If we weaken the legal sector, we encourage the illegal sector. Our main goal is always to protect players. But we must think about the way we want to protect them. Would a total ban on advertising, even though it is omnipresent for the illegal sector, allow players to be protected? Do we want players to be constantly exposed to advertising for non-regulated gaming sites without being able to differentiate between the legal and illegal spheres? It seems essential for the legal sector to keep a certain visibility, at least where the illegal sector is present, through sponsoring, affiliation and online advertising."
At Gaming1, we are aware that the promotion of games of chance activities must be done from an ethical, responsible and cautious perspective. Thank to a convention established by BAGO, we are committed to basing our advertising and marketing entirely on a responsible gaming policy by respecting a series of bans and obligations to inform and protect players. In 2020, we also transformed all our advertising time to responsible gaming campaigns without any references to our gaming brands.
The Belgian model, an example to follow
Today, Belgium remains a real example in terms of the channeling rate of online gaming. In fact, in 2020, the attendance rate of legal operators was more than 80%, whereas it was only 17% in the Netherlands and 59% in Germany. The Belgian model also serves as an example in several countries, such as Switzerland, and the State of New York.
Belgium has also been at the forefront of the creation of EPIS (Excluded Persons Information System), a unique prevention tool that consolidates all the people excluded from gaming by the Belgian Gaming Commission. Among the 360,000 people excluded, almost 90% were only excluded as a preventative measure. Systematic identity checks on legal gaming sites allow the most vulnerable players to be protected. Unfortunately, to date, only the private games of chance sector uses this electronic database.
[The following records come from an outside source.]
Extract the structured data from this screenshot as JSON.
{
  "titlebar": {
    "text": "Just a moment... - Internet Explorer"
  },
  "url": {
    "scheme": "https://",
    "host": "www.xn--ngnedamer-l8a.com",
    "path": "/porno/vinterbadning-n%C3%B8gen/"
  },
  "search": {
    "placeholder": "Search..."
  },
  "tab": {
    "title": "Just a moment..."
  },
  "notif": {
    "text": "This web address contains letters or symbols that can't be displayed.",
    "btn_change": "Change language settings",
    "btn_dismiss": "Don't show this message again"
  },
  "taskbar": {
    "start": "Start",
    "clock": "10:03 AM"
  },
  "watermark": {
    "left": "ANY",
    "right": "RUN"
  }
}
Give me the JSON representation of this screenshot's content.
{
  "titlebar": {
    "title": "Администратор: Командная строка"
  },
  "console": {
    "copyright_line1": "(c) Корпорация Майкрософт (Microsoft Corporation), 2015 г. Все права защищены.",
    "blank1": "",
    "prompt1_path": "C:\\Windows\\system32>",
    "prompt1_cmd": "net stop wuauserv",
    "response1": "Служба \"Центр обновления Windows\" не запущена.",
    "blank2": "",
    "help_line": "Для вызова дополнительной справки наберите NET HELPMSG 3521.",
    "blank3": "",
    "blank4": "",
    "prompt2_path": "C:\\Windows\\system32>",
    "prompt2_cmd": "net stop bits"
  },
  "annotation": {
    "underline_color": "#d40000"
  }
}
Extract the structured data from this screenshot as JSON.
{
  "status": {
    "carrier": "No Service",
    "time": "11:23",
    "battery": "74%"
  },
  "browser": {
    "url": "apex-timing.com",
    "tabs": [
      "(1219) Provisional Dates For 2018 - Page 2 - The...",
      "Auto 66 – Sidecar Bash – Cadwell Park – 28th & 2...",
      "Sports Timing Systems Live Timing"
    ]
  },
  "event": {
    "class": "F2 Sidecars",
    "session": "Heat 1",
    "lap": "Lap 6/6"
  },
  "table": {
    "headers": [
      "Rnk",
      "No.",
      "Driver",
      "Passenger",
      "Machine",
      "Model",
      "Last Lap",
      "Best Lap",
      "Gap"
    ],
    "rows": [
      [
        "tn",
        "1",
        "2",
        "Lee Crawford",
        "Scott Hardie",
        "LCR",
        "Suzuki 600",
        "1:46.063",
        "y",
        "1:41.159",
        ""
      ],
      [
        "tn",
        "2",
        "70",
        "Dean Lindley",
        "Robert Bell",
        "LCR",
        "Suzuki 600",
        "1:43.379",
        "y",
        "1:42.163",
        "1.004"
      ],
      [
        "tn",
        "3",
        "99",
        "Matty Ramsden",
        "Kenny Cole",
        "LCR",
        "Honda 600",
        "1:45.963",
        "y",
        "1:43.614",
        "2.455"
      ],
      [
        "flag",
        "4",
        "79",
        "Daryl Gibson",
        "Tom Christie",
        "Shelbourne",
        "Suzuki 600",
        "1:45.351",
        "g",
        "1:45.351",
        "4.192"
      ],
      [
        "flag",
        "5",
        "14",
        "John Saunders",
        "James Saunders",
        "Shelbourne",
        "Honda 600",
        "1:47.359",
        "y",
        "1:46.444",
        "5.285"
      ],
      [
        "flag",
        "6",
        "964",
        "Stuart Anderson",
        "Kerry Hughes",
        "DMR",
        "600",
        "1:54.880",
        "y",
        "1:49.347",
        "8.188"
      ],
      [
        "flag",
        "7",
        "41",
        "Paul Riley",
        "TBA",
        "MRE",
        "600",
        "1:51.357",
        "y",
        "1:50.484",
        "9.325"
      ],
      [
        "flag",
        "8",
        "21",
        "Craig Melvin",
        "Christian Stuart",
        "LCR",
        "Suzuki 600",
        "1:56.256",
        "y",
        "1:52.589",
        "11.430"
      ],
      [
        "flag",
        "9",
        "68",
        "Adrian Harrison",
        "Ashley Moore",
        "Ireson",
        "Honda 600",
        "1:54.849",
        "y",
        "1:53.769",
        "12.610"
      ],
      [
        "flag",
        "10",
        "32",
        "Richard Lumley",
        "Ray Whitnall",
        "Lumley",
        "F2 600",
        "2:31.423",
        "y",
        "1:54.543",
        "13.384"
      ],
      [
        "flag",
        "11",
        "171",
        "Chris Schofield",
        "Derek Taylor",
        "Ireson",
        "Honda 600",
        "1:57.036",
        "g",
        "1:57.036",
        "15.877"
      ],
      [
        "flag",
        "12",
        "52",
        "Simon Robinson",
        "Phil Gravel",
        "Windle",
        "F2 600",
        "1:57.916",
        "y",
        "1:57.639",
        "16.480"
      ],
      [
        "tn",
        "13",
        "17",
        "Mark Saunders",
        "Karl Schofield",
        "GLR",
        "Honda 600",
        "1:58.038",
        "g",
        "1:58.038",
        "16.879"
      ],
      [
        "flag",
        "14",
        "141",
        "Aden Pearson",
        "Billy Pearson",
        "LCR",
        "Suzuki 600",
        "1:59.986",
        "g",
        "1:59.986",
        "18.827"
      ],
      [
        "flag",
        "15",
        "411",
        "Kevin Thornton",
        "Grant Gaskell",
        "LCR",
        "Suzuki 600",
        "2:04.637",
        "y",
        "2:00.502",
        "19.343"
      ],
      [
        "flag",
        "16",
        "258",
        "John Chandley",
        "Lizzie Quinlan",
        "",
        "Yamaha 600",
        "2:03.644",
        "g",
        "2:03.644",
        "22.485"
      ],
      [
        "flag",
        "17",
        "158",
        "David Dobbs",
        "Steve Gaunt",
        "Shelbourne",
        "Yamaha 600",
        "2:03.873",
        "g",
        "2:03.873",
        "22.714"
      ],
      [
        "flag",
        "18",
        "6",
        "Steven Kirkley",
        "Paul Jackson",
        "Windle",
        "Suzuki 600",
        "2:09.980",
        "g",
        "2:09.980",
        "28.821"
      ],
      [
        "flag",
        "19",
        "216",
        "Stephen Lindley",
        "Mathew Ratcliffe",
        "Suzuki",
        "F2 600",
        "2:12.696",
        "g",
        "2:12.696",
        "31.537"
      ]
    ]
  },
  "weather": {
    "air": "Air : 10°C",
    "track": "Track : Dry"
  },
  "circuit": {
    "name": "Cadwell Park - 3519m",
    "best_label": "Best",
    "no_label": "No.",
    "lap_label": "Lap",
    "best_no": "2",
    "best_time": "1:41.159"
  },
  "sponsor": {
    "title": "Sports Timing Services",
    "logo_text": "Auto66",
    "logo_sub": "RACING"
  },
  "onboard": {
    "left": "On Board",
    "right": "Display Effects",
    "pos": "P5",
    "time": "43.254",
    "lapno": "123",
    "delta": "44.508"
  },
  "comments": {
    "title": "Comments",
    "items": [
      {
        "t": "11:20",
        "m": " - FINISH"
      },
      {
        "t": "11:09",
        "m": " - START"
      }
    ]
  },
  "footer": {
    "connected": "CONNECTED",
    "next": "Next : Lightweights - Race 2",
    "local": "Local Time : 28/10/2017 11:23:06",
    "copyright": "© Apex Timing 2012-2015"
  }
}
Even if Belgium is an example of the protection of players, the illegal competition is a constant struggle and there is still a long way to go. Efficient protection requires a dialog between the relevant actors: policy makers, the regulator, the private sector and organizations that specialize in addiction (research, health and community associations). If the legislation doesn't allow the creation of a strong and competitive legal sector, the channeling could fall to 79% by 2024. Therefore, the fight against illegal sites continues, always with player protection as the main goal.